_TASK INSTRUCTIONS_.
Please say how many lines in the entries below hold the string "Technology", with no other words.

(Entries from a dataset of interfaces)

=== Begin Enclosure ===

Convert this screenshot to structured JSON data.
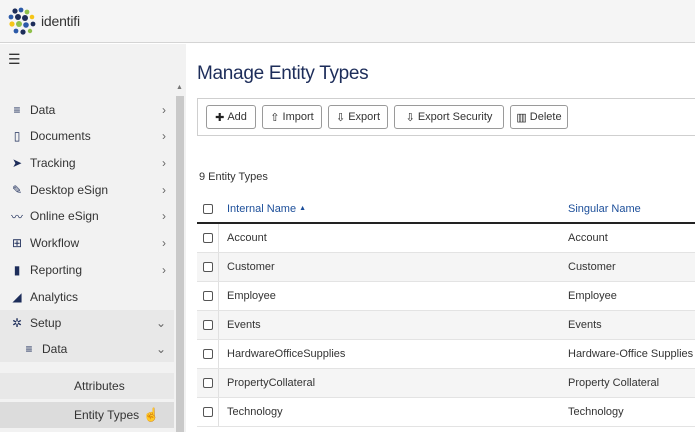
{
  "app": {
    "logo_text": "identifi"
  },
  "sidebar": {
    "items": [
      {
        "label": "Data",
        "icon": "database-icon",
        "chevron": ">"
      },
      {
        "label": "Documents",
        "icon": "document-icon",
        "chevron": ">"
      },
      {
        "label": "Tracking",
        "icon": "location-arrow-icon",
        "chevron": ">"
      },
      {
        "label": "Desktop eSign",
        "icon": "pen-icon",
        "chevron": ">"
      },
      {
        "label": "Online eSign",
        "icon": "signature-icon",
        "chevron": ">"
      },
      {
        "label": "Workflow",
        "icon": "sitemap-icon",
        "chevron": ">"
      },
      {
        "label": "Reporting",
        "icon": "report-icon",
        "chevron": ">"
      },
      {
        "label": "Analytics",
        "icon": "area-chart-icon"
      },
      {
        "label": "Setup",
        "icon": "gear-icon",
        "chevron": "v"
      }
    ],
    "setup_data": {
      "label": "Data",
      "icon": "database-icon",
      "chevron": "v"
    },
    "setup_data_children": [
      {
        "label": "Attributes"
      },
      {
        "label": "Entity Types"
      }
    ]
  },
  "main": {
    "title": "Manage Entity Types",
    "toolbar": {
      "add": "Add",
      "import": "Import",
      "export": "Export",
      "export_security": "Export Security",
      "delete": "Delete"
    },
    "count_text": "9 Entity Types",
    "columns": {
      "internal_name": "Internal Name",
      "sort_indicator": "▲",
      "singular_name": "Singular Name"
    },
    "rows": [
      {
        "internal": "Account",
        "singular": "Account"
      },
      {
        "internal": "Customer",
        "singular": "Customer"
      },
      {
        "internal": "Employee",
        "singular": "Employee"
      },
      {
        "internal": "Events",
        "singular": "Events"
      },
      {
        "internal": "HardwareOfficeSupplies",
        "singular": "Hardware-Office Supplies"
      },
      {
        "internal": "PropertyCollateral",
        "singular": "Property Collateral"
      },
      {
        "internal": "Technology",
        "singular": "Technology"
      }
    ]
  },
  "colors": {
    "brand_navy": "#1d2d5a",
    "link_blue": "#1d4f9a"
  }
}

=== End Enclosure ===
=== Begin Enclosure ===

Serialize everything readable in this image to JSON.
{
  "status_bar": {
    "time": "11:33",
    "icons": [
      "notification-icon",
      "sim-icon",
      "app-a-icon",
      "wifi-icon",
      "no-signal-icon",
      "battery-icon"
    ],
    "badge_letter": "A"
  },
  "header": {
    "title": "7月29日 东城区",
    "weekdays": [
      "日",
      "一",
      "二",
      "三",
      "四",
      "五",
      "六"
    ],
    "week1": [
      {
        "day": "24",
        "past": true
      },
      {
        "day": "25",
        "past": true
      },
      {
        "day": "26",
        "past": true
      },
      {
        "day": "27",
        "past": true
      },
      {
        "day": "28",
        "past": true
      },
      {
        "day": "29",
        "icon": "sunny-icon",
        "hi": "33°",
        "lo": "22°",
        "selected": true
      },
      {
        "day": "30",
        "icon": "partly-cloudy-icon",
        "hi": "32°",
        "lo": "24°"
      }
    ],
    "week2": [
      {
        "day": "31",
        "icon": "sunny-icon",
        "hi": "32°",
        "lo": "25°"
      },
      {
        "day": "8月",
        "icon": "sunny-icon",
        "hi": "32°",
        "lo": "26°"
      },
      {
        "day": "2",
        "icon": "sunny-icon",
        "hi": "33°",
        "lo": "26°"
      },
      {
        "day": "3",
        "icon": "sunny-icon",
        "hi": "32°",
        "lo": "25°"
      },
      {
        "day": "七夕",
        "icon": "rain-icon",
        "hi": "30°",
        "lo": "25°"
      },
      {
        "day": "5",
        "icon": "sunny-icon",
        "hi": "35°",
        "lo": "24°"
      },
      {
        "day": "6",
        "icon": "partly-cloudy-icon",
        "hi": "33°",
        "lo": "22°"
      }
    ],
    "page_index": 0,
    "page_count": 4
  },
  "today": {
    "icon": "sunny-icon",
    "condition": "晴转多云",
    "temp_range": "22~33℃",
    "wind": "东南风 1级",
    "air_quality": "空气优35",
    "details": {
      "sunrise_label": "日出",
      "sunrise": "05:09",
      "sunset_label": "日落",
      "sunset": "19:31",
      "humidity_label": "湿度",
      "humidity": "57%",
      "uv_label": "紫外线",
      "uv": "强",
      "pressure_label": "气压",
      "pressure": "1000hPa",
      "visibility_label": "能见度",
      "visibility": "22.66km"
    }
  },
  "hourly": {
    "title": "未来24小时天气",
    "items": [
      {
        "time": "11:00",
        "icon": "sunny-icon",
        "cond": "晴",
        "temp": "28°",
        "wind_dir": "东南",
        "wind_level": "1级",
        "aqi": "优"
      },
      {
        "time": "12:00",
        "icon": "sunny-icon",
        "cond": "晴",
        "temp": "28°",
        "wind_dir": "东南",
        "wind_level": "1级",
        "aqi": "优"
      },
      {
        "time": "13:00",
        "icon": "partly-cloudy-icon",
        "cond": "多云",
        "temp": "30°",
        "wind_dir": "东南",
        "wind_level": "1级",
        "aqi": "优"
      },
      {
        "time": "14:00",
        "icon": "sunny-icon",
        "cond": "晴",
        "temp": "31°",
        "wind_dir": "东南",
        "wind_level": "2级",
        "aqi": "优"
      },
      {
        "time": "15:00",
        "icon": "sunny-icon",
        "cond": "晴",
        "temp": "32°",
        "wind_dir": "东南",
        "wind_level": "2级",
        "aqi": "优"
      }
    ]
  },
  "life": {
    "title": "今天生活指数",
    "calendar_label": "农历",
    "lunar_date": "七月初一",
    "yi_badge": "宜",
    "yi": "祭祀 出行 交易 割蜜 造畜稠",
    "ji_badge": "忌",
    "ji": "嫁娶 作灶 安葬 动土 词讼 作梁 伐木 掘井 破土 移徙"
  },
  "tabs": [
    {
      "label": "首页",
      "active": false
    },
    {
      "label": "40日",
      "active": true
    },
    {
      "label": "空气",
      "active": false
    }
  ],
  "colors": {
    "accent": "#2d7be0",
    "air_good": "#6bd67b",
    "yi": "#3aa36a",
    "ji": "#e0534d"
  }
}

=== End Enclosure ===

_OUTPUT BELOW_.
2